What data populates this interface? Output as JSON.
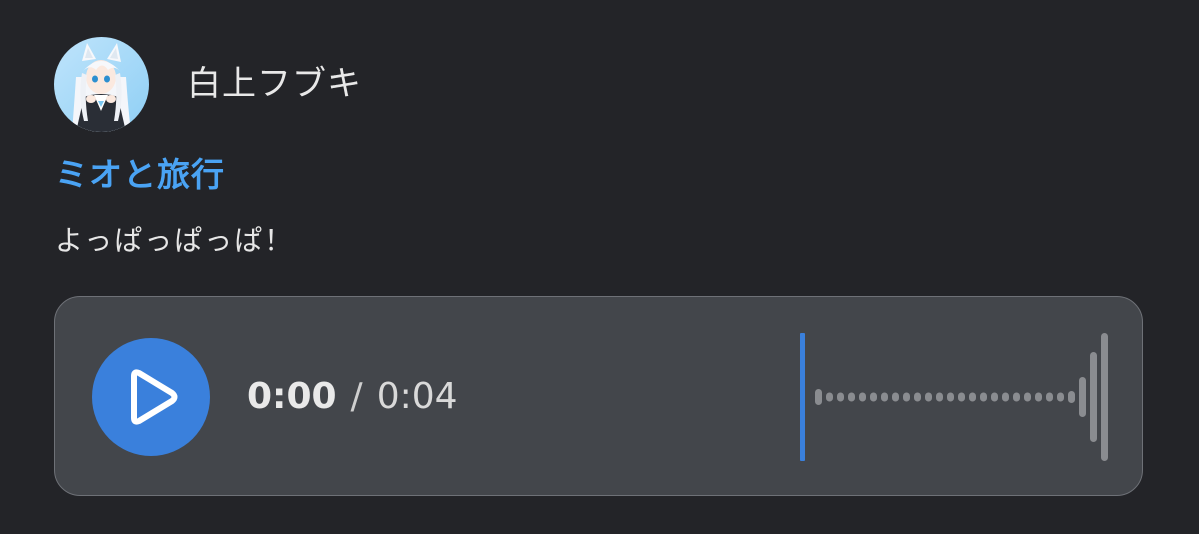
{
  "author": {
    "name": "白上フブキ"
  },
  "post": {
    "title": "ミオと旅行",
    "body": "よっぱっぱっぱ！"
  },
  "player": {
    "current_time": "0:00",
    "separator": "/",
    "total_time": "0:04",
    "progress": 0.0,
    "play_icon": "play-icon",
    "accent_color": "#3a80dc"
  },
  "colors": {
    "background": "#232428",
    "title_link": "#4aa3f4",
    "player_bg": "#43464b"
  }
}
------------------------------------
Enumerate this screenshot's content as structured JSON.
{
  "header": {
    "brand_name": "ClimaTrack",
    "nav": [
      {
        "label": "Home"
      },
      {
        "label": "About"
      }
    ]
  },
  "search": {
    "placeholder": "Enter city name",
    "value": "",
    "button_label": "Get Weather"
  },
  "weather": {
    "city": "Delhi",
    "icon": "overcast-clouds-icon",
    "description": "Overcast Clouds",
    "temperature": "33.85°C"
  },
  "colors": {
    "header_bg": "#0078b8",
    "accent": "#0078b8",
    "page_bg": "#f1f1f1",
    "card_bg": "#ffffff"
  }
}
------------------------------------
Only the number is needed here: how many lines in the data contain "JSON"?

2